━━━ DATA

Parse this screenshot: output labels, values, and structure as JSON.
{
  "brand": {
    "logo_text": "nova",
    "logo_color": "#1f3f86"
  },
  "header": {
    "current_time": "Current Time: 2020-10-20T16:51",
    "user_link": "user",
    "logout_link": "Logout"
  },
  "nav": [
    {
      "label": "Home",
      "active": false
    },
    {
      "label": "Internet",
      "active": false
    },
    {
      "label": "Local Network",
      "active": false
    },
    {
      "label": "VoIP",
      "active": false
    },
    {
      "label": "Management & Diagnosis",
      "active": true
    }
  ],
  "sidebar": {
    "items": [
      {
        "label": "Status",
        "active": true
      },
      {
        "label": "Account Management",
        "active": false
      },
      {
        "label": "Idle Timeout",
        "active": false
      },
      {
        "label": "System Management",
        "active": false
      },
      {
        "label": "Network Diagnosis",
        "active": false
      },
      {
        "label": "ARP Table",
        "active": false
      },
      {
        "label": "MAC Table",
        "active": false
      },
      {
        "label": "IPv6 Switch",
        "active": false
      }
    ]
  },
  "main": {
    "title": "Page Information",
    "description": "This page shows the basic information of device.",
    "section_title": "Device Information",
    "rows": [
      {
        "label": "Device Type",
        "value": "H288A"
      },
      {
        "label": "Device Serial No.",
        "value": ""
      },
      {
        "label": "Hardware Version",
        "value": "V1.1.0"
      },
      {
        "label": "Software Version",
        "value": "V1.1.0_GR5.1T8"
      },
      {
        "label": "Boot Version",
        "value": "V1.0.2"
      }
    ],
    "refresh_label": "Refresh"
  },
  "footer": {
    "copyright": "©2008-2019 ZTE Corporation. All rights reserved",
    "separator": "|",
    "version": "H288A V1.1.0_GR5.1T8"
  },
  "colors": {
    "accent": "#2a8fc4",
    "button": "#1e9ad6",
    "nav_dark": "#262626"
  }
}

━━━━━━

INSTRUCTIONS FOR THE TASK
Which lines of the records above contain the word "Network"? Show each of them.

COMPLETED EXERCISE
      "label": "Local Network",
        "label": "Network Diagnosis",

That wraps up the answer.